▸ **Input data**
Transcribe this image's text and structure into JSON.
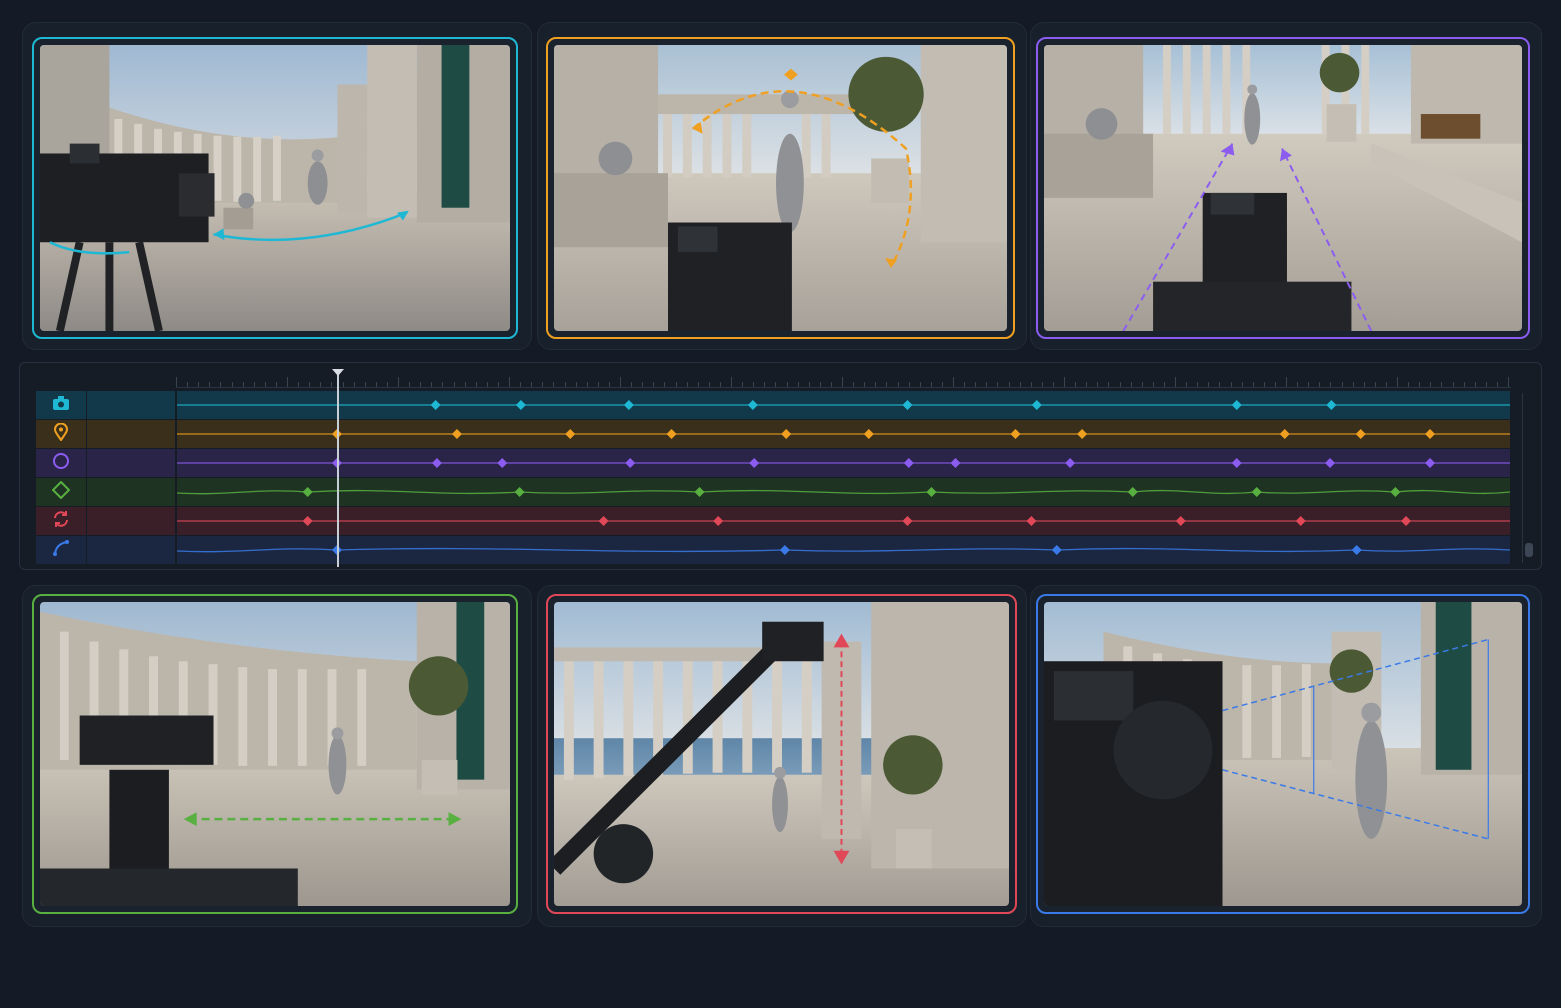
{
  "app": {
    "background": "#141b26"
  },
  "viewports": [
    {
      "id": "orbit",
      "accent": "#1fb8d4",
      "move": "orbit-arc-icon"
    },
    {
      "id": "crane-arc",
      "accent": "#f0a020",
      "move": "arc-dashed-icon"
    },
    {
      "id": "dolly-in",
      "accent": "#8c5cf0",
      "move": "dolly-arrows-icon"
    },
    {
      "id": "truck",
      "accent": "#58b040",
      "move": "truck-arrow-icon"
    },
    {
      "id": "jib",
      "accent": "#e04858",
      "move": "vertical-arrow-icon"
    },
    {
      "id": "zoom",
      "accent": "#3a7ae8",
      "move": "frustum-lines-icon"
    }
  ],
  "timeline": {
    "playhead_fraction": 0.12,
    "tracks": [
      {
        "id": "camera",
        "icon": "camera-icon",
        "color": "#1fb8d4",
        "row_bg": "#11394a",
        "keyframes": [
          0.194,
          0.258,
          0.339,
          0.432,
          0.548,
          0.645,
          0.795,
          0.866
        ]
      },
      {
        "id": "position",
        "icon": "location-pin-icon",
        "color": "#f0a020",
        "row_bg": "#3a2f1a",
        "keyframes": [
          0.12,
          0.21,
          0.295,
          0.371,
          0.457,
          0.519,
          0.629,
          0.679,
          0.831,
          0.888,
          0.94
        ]
      },
      {
        "id": "focus",
        "icon": "circle-icon",
        "color": "#8c5cf0",
        "row_bg": "#2a2448",
        "keyframes": [
          0.12,
          0.195,
          0.244,
          0.34,
          0.433,
          0.549,
          0.584,
          0.67,
          0.795,
          0.865,
          0.94
        ]
      },
      {
        "id": "keyframe",
        "icon": "diamond-icon",
        "color": "#58b040",
        "row_bg": "#1f3323",
        "keyframes": [
          0.098,
          0.257,
          0.392,
          0.566,
          0.717,
          0.81,
          0.914
        ]
      },
      {
        "id": "loop",
        "icon": "refresh-icon",
        "color": "#e04858",
        "row_bg": "#3a1f28",
        "keyframes": [
          0.098,
          0.32,
          0.406,
          0.548,
          0.641,
          0.753,
          0.843,
          0.922
        ]
      },
      {
        "id": "path",
        "icon": "curve-path-icon",
        "color": "#3a7ae8",
        "row_bg": "#1b2740",
        "keyframes": [
          0.12,
          0.456,
          0.66,
          0.885
        ]
      }
    ]
  }
}
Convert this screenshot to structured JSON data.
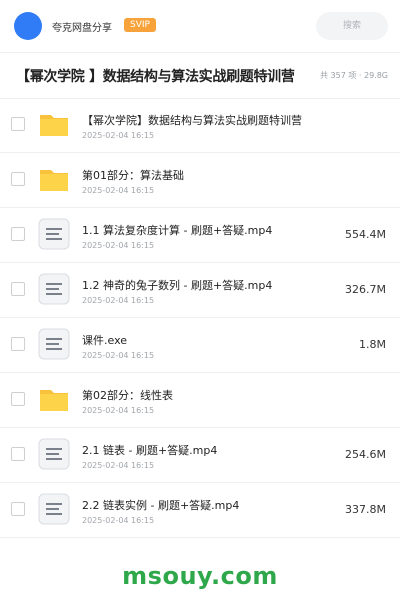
{
  "header": {
    "username": "夸克网盘分享",
    "badge": "SVIP",
    "search_placeholder": "搜索",
    "accent": "#2f7cf6",
    "badge_color": "#f7a23a"
  },
  "folder": {
    "title": "【幂次学院 】数据结构与算法实战刷题特训营",
    "summary": "共 357 项 · 29.8G"
  },
  "files": [
    {
      "type": "folder",
      "icon": "folder-icon",
      "name": "【幂次学院】数据结构与算法实战刷题特训营",
      "date": "2025-02-04 16:15",
      "size": ""
    },
    {
      "type": "folder",
      "icon": "folder-icon",
      "name": "第01部分：算法基础",
      "date": "2025-02-04 16:15",
      "size": ""
    },
    {
      "type": "file",
      "icon": "document-icon",
      "name": "1.1 算法复杂度计算 - 刷题+答疑.mp4",
      "date": "2025-02-04 16:15",
      "size": "554.4M"
    },
    {
      "type": "file",
      "icon": "document-icon",
      "name": "1.2 神奇的兔子数列 - 刷题+答疑.mp4",
      "date": "2025-02-04 16:15",
      "size": "326.7M"
    },
    {
      "type": "file",
      "icon": "document-icon",
      "name": "课件.exe",
      "date": "2025-02-04 16:15",
      "size": "1.8M"
    },
    {
      "type": "folder",
      "icon": "folder-icon",
      "name": "第02部分：线性表",
      "date": "2025-02-04 16:15",
      "size": ""
    },
    {
      "type": "file",
      "icon": "document-icon",
      "name": "2.1 链表 - 刷题+答疑.mp4",
      "date": "2025-02-04 16:15",
      "size": "254.6M"
    },
    {
      "type": "file",
      "icon": "document-icon",
      "name": "2.2 链表实例 - 刷题+答疑.mp4",
      "date": "2025-02-04 16:15",
      "size": "337.8M"
    }
  ],
  "watermark": {
    "text": "msouy.com",
    "color": "#2ea84a"
  }
}
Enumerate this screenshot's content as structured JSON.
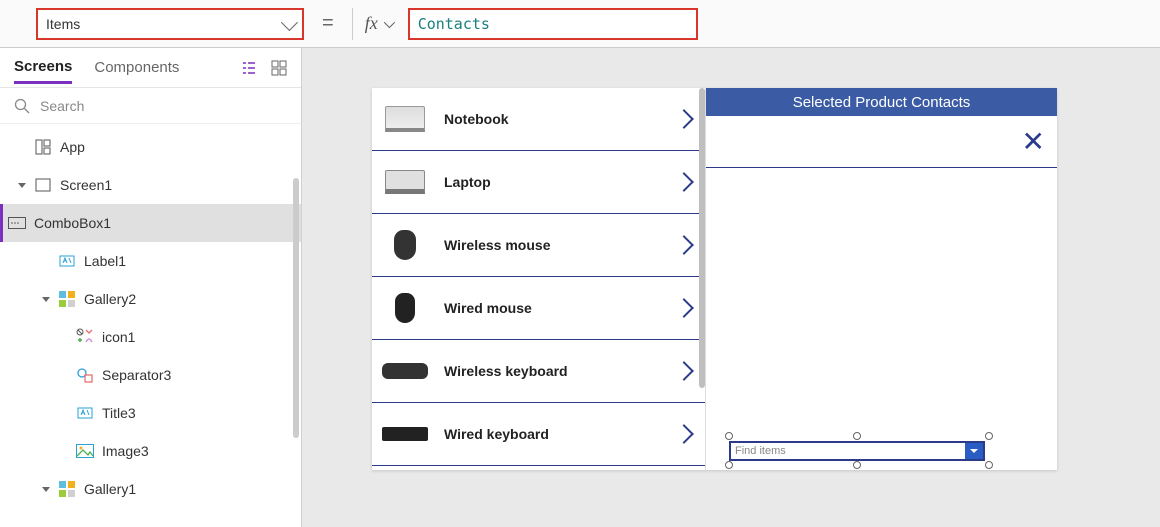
{
  "formula_bar": {
    "property": "Items",
    "fx_label": "fx",
    "formula": "Contacts"
  },
  "left_panel": {
    "tab_screens": "Screens",
    "tab_components": "Components",
    "search_placeholder": "Search",
    "tree": {
      "app": "App",
      "screen1": "Screen1",
      "combobox1": "ComboBox1",
      "label1": "Label1",
      "gallery2": "Gallery2",
      "icon1": "icon1",
      "separator3": "Separator3",
      "title3": "Title3",
      "image3": "Image3",
      "gallery1": "Gallery1"
    }
  },
  "canvas": {
    "header_title": "Selected Product Contacts",
    "combobox_placeholder": "Find items",
    "gallery_items": [
      {
        "label": "Notebook",
        "thumb": "thumb-notebook"
      },
      {
        "label": "Laptop",
        "thumb": "thumb-laptop"
      },
      {
        "label": "Wireless mouse",
        "thumb": "thumb-mouse"
      },
      {
        "label": "Wired mouse",
        "thumb": "thumb-mouse2"
      },
      {
        "label": "Wireless keyboard",
        "thumb": "thumb-kb"
      },
      {
        "label": "Wired keyboard",
        "thumb": "thumb-kb2"
      }
    ]
  }
}
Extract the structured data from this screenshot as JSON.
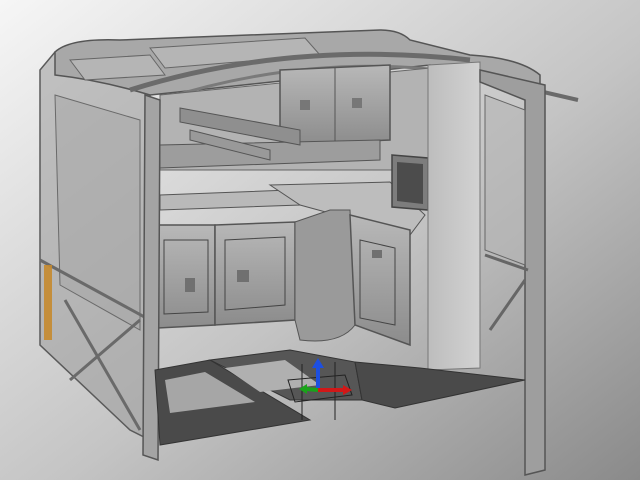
{
  "viewport": {
    "background_light": "#f4f4f4",
    "background_dark": "#8e8e8e",
    "model_color": "#a9a9a9",
    "panel_color": "#8f8f8f",
    "floor_color": "#4a4a4a",
    "accent_color": "#c58a2e"
  },
  "gizmo": {
    "x_axis_color": "#d11818",
    "y_axis_color": "#1aa31a",
    "z_axis_color": "#1d4fe0"
  },
  "icons": [
    "transform-gizmo-icon"
  ]
}
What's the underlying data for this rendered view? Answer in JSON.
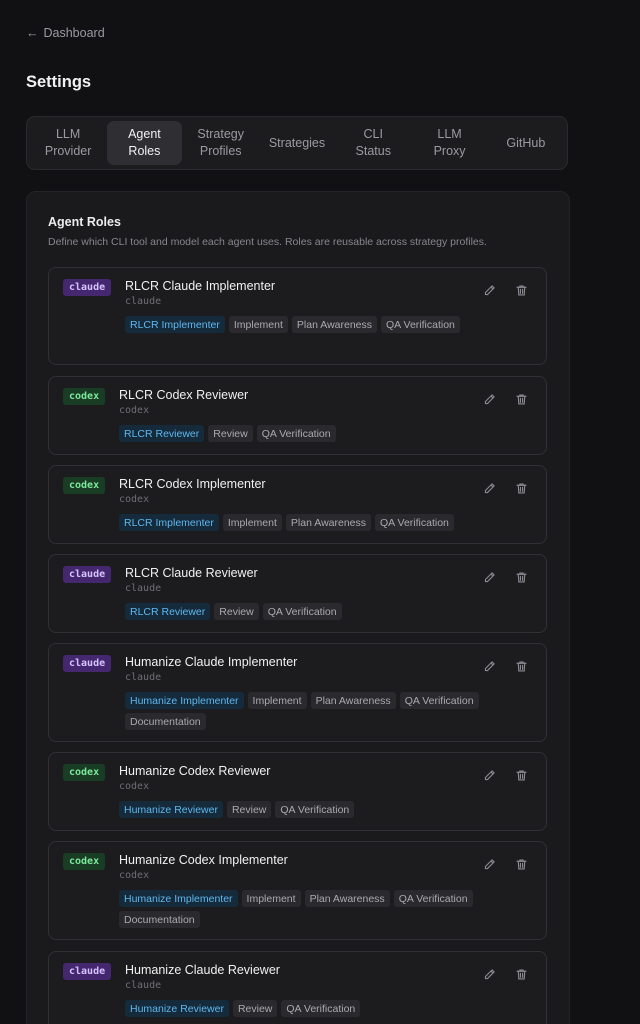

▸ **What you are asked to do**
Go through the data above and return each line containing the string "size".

▸ **Answer box**
      "size": ""
      "size": ""
      "size": "554.4M"
      "size": "326.7M"
      "size": "1.8M"
      "size": ""
      "size": "254.6M"
      "size": "337.8M"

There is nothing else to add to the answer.